In their separation agreement, DH gave his ex their home. He signed a Quit Claim and the house is now only in her name. The mortgage however is still in both their names. The separation agreement states DH is not responsible financially for the home, but the fact that his name is still on the mortgage concerns me. What can DH do to have his name removed from the mortgage? If she defaults on her mortgage payments, will it affect his credit? What recourses does he have?
To my knowledge the only way to have his name removed from the mortgage is to have her refinance into her name only. Until that is done…he is tied to that mortgage and if she defaults, pays late…it can affect his credit. The banks don’t care about divorce, they just look at the loan, and who signed on the line to be responsible.
My husband called the mortgage lender and was told that his ex can assume the loan and remove his name from it without having to refinance. However, she needs to make the request herself since she will be assuming complete financial responsibility. There is a fee associated with this process that can range anywhere between $500-1000.
Currently, we can’t afford to pay the fee and we doubt she will willingly pay it herself. So my question is, if she defaults and we end up having to pay the mortgage to keep DH’s credit from getting affected, besides suing her for that money, can DH claim the house or foreclose/force her to sell it? If he can force her to sell it, would he be entitled to any capital gains at that point (currently he’s not because he gave her the house in the sep agreement) or just the money he has spent making the mortgage payments?
If the separation agreement does not require the ex to refinance the mortgage, or otherwise remove the other party from the loan, there is no recourse other than to force her to indemnify the other party in the event of default.
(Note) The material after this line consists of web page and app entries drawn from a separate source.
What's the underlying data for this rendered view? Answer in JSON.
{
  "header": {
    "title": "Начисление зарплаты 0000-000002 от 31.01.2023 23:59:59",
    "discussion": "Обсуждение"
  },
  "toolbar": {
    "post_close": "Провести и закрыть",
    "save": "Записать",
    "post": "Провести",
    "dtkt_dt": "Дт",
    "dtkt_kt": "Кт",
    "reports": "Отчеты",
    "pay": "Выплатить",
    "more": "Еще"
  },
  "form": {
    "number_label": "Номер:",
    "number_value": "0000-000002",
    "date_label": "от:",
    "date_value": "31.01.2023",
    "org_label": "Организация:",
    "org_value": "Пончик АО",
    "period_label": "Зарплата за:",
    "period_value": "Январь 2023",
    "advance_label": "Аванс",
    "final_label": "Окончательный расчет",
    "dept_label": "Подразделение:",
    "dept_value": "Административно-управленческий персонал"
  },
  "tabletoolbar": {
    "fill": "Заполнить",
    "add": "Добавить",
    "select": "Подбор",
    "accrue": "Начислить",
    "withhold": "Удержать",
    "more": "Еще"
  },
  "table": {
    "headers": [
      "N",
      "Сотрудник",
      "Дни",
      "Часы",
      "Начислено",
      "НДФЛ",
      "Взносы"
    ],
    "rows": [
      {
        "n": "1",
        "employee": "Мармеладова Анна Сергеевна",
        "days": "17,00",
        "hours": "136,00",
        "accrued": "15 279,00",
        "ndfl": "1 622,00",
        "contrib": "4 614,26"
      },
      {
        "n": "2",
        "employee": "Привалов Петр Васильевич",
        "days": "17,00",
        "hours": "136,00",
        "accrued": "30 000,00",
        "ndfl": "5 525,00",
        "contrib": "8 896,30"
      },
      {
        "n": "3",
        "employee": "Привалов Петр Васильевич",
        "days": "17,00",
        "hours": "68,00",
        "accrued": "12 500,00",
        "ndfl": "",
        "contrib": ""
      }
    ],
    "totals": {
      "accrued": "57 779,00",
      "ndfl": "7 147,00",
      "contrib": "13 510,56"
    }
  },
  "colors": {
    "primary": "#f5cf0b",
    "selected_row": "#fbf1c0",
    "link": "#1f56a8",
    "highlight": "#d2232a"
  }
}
As far as the mortgage company is concerned, in the event of default they can still go after the other spouse personally in the event of default she will have to indemnify him for any damages. Unfortunately this will not prevent his credit from being damaged.